- Individuals gain from economic growth associated with fuel cost savings due to vehicle electrification, whether they buy a new car or not. As a result of light-duty vehicle electrification, the average real wages and employment increase across the economy and incomes grow faster for low-income groups than for high-income groups.
- Fuel costs are driving higher business expenses. Brent, a small business owner, who runs an air conditioning repair business in Albuquerque, New Mexico, typifies these rising costs. Since 2006, he’s laid off 12 employees, and is now down to just himself and one employee. Together, they’re spending $1,200 a month on gasoline to get to jobs in a relatively new cargo van, and a truck that averages about 10 mpg. Behind payroll and insurances, gas has become his third-largest expense. (How High Gas Prices Could Help the Economy, Lisa Margonelli, Jun 9 2011)

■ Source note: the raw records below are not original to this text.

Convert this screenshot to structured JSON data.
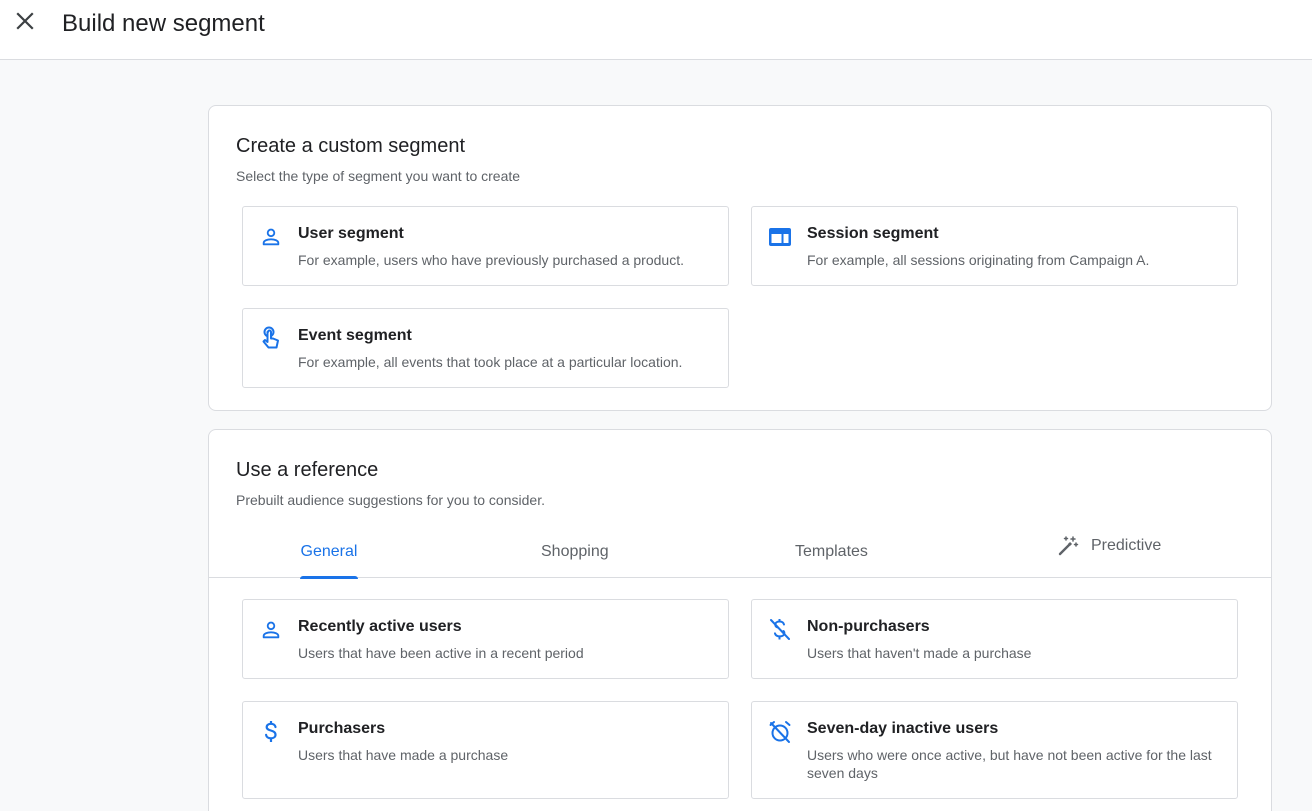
{
  "header": {
    "title": "Build new segment",
    "close_icon": "close-icon"
  },
  "custom": {
    "title": "Create a custom segment",
    "subtitle": "Select the type of segment you want to create",
    "options": [
      {
        "icon": "person-icon",
        "title": "User segment",
        "desc": "For example, users who have previously purchased a product."
      },
      {
        "icon": "web-window-icon",
        "title": "Session segment",
        "desc": "For example, all sessions originating from Campaign A."
      },
      {
        "icon": "touch-hand-icon",
        "title": "Event segment",
        "desc": "For example, all events that took place at a particular location."
      }
    ]
  },
  "reference": {
    "title": "Use a reference",
    "subtitle": "Prebuilt audience suggestions for you to consider.",
    "tabs": [
      {
        "label": "General",
        "active": true
      },
      {
        "label": "Shopping",
        "active": false
      },
      {
        "label": "Templates",
        "active": false
      },
      {
        "label": "Predictive",
        "active": false,
        "icon": "magic-wand-icon"
      }
    ],
    "options": [
      {
        "icon": "person-icon",
        "title": "Recently active users",
        "desc": "Users that have been active in a recent period"
      },
      {
        "icon": "money-off-icon",
        "title": "Non-purchasers",
        "desc": "Users that haven't made a purchase"
      },
      {
        "icon": "dollar-icon",
        "title": "Purchasers",
        "desc": "Users that have made a purchase"
      },
      {
        "icon": "alarm-off-icon",
        "title": "Seven-day inactive users",
        "desc": "Users who were once active, but have not been active for the last seven days"
      }
    ]
  },
  "colors": {
    "accent": "#1a73e8",
    "text_primary": "#202124",
    "text_secondary": "#5f6368",
    "border": "#dadce0",
    "page_bg": "#f8f9fa"
  }
}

Help The Environment
Electric Vehicles help the environment in many ways:
- Much cleaner air (less smog) and much less CO2 and other pollutants emitted into the atmosphere.

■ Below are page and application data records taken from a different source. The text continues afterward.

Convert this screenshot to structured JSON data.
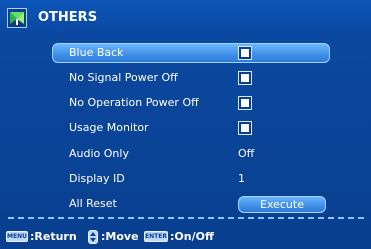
{
  "header": {
    "title": "OTHERS",
    "icon": "others-menu-icon"
  },
  "rows": [
    {
      "label": "Blue Back",
      "control": "checkbox"
    },
    {
      "label": "No Signal Power Off",
      "control": "checkbox"
    },
    {
      "label": "No Operation Power Off",
      "control": "checkbox"
    },
    {
      "label": "Usage Monitor",
      "control": "checkbox"
    },
    {
      "label": "Audio Only",
      "control": "value",
      "value": "Off"
    },
    {
      "label": "Display ID",
      "control": "value",
      "value": "1"
    },
    {
      "label": "All Reset",
      "control": "button",
      "button_label": "Execute"
    }
  ],
  "selected_row": "Blue Back",
  "footer": {
    "menu_key": "MENU",
    "return_label": ":Return",
    "move_label": ":Move",
    "enter_key": "ENTER",
    "onoff_label": ":On/Off"
  },
  "colors": {
    "background": "#0a3f8f",
    "highlight": "#3d8fe8",
    "text": "#ffffff"
  }
}
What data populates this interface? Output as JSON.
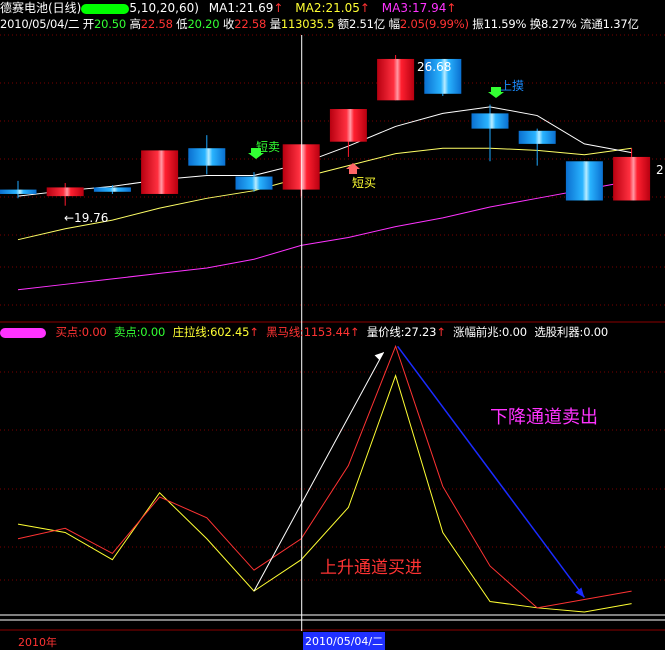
{
  "colors": {
    "bg": "#000000",
    "grid": "#7a0000",
    "up": "#ff1a2e",
    "down": "#1ea8ff",
    "ma1": "#ffffff",
    "ma2": "#ffff66",
    "ma3": "#ff33ff",
    "white": "#ffffff",
    "yellow": "#ffff33",
    "red": "#ff3333",
    "green": "#33ff33",
    "magenta": "#ff33ff",
    "blue": "#1a2bff"
  },
  "header1": {
    "name": "德赛电池(日线)",
    "params": "5,10,20,60)",
    "ma1_label": "MA1:21.69",
    "ma2_label": "MA2:21.05",
    "ma3_label": "MA3:17.94",
    "arrow": "↑"
  },
  "header2": {
    "date": "2010/05/04/二",
    "open_label": "开",
    "open": "20.50",
    "high_label": "高",
    "high": "22.58",
    "low_label": "低",
    "low": "20.20",
    "close_label": "收",
    "close": "22.58",
    "vol_label": "量",
    "vol": "113035.5",
    "amt_label": "额",
    "amt": "2.51亿",
    "chg_label": "幅",
    "chg": "2.05(9.99%)",
    "amp_label": "振",
    "amp": "11.59%",
    "turn_label": "换",
    "turn": "8.27%",
    "float_label": "流通",
    "float": "1.37亿"
  },
  "ind_header": {
    "buy": "买点:0.00",
    "sell": "卖点:0.00",
    "zhuang": "庄拉线:602.45",
    "heima": "黑马线:1153.44",
    "liangjia": "量价线:27.23",
    "zhangfu": "涨幅前兆:0.00",
    "xuangu": "选股利器:0.00",
    "arrow": "↑"
  },
  "annotations": {
    "high_price": "26.68",
    "low_price": "←19.76",
    "short_sell": "短卖",
    "short_buy": "短买",
    "top_escape": "上摸",
    "right_price": "2",
    "down_channel": "下降通道卖出",
    "up_channel": "上升通道买进"
  },
  "footer": {
    "year": "2010年",
    "cursor_date": "2010/05/04/二"
  },
  "chart_data": [
    {
      "type": "candlestick",
      "candles": [
        {
          "o": 20.5,
          "h": 20.9,
          "l": 20.1,
          "c": 20.3
        },
        {
          "o": 20.2,
          "h": 20.8,
          "l": 19.76,
          "c": 20.6
        },
        {
          "o": 20.6,
          "h": 20.7,
          "l": 20.3,
          "c": 20.4
        },
        {
          "o": 20.3,
          "h": 22.3,
          "l": 20.3,
          "c": 22.3
        },
        {
          "o": 22.4,
          "h": 23.0,
          "l": 21.2,
          "c": 21.6
        },
        {
          "o": 21.1,
          "h": 21.3,
          "l": 20.4,
          "c": 20.5
        },
        {
          "o": 20.5,
          "h": 22.58,
          "l": 20.2,
          "c": 22.58
        },
        {
          "o": 22.7,
          "h": 24.2,
          "l": 22.0,
          "c": 24.2
        },
        {
          "o": 24.6,
          "h": 26.68,
          "l": 24.6,
          "c": 26.5
        },
        {
          "o": 26.5,
          "h": 26.5,
          "l": 24.8,
          "c": 24.9
        },
        {
          "o": 24.0,
          "h": 24.4,
          "l": 21.8,
          "c": 23.3
        },
        {
          "o": 23.2,
          "h": 23.3,
          "l": 21.6,
          "c": 22.6
        },
        {
          "o": 21.8,
          "h": 21.8,
          "l": 20.0,
          "c": 20.0
        },
        {
          "o": 20.0,
          "h": 22.4,
          "l": 20.0,
          "c": 22.0
        }
      ],
      "ma1": [
        20.2,
        20.45,
        20.65,
        20.95,
        21.15,
        21.15,
        21.69,
        22.5,
        23.4,
        24.0,
        24.3,
        23.9,
        22.6,
        22.2
      ],
      "ma2": [
        18.2,
        18.7,
        19.1,
        19.65,
        20.1,
        20.45,
        21.05,
        21.6,
        22.15,
        22.4,
        22.4,
        22.3,
        22.1,
        22.4
      ],
      "ma3": [
        15.9,
        16.15,
        16.4,
        16.65,
        16.9,
        17.3,
        17.94,
        18.3,
        18.8,
        19.2,
        19.7,
        20.1,
        20.5,
        20.9
      ],
      "ylim": [
        15.2,
        27.6
      ]
    },
    {
      "type": "line",
      "series": [
        {
          "name": "黑马线",
          "values": [
            35,
            40,
            28,
            55,
            45,
            20,
            35,
            70,
            127,
            60,
            22,
            2,
            6,
            10
          ]
        },
        {
          "name": "量价线",
          "values": [
            42,
            38,
            25,
            57,
            35,
            10,
            25,
            50,
            113,
            38,
            5,
            2,
            0,
            4
          ]
        }
      ],
      "markers": {
        "cursor_index": 6
      },
      "ylim": [
        0,
        130
      ]
    }
  ]
}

- Cleaner local waterways (no oil, gas and antifreeze dripping onto roadways and washing into storm drains).
- Electricity in Washington is produced mostly by clean, renewable sources such as hydropower, wind and solar, which do not produce carbon emissions or smog or contribute to global warming. In Washington, the fossil fuel transportation industry produces more than 45 percent of the carbon emissions and water pollution. Electric vehicles contribute zero carbon emissions or pollution.
- The American Lung Association states, “Smog and fine particle emissions generated by the combustion of petroleum fuels cause immediate and lifelong respiratory impacts. Greenhouse gases emitted today will continue to threaten respiratory health for generations to come.”
- Reduce cradle to grave CO2 by factor of 4 compared to current fossil fuel fuels.
- Research on neighborhood air pollution attributable to freeway traffic was conducted from an electric vehicle operated by the study team from UCLA, USC, and the California Air Resources Board. As long as the majority of freeway traffic consists of air polluting fossil fuel vehicles, this research offers suggestions about health risks measured within 1.5 mi of any freeway. Early morning hours are the worst. Ultrafine particles (UFD) were even detected upwind from traffic.
- According to Billy Frank, Jr, Chair of the NW Indian Fisheries Commission, electric vehicles help preserve habitat for endangered fish species.
- Helps keep the United States and other countries from polluting fresh water systems by reducing demand for oil and natural gas collected via fracking, coal and tar sands oil.
- Washington State spends $50,000,000 annually to clean up Puget Sound. Controlling the release of petroleum into Puget Sound storm water systems is one of four high-priority actions identified in the Control of Toxic Chemicals in Puget Sound study completed in 2011. The major sources of petroleum are diffuse, such as motor oil drips and leaks and minor gasoline spillage during vehicle fueling, and therefore offer ample opportunities for reduction efforts.
- Electric vehicles are the only option that gets greener as time goes on, as new sources of electrical generation come from non-polluting, renewable sources such as solar and wind power.